»»

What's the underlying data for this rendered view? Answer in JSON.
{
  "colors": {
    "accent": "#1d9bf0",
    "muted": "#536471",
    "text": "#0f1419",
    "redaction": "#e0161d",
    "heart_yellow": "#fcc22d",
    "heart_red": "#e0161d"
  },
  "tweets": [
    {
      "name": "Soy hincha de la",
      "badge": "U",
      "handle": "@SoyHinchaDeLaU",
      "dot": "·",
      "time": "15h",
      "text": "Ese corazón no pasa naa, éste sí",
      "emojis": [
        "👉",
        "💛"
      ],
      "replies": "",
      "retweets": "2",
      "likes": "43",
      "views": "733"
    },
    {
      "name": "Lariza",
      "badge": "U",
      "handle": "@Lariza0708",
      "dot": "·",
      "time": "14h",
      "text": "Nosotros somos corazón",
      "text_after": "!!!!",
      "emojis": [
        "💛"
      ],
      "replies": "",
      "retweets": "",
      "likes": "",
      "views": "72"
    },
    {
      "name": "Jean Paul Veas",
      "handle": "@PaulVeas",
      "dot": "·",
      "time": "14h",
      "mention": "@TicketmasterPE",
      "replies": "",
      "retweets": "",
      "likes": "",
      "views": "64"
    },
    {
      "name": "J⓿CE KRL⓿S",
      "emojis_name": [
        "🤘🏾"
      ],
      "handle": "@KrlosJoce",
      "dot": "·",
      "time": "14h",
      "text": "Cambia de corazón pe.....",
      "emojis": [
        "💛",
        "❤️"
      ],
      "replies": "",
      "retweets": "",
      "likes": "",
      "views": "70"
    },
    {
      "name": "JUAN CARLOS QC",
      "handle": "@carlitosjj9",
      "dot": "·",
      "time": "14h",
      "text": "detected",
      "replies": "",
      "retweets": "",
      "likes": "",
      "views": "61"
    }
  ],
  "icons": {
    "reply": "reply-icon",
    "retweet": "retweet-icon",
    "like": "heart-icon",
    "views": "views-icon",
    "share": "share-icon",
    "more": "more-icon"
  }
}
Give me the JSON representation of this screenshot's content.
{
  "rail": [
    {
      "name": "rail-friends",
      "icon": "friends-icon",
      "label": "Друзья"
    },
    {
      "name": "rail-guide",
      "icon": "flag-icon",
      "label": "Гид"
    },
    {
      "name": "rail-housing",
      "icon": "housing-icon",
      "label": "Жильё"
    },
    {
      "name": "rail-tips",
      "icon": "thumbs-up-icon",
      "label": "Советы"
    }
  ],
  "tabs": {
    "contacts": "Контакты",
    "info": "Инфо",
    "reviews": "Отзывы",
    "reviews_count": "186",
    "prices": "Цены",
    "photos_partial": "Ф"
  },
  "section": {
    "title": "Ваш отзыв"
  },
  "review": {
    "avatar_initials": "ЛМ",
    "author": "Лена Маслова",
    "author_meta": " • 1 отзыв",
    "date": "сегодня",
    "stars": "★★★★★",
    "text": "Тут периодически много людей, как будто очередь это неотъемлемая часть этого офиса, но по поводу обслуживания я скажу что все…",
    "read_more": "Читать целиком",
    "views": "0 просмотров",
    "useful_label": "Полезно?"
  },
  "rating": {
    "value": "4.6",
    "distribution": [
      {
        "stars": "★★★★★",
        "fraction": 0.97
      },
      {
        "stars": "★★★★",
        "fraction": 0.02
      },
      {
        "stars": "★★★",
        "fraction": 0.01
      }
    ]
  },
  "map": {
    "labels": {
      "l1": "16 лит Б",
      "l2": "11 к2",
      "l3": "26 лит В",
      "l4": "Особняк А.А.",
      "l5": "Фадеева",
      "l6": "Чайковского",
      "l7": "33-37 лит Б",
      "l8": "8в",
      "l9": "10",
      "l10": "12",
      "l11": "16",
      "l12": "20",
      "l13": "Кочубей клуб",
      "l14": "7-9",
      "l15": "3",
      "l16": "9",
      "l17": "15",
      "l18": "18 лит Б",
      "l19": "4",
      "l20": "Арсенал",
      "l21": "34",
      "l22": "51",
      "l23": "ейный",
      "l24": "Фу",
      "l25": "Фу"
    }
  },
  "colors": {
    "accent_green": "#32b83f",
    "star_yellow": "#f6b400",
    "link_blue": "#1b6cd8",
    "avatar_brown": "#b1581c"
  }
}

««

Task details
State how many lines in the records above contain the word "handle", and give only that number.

Response
5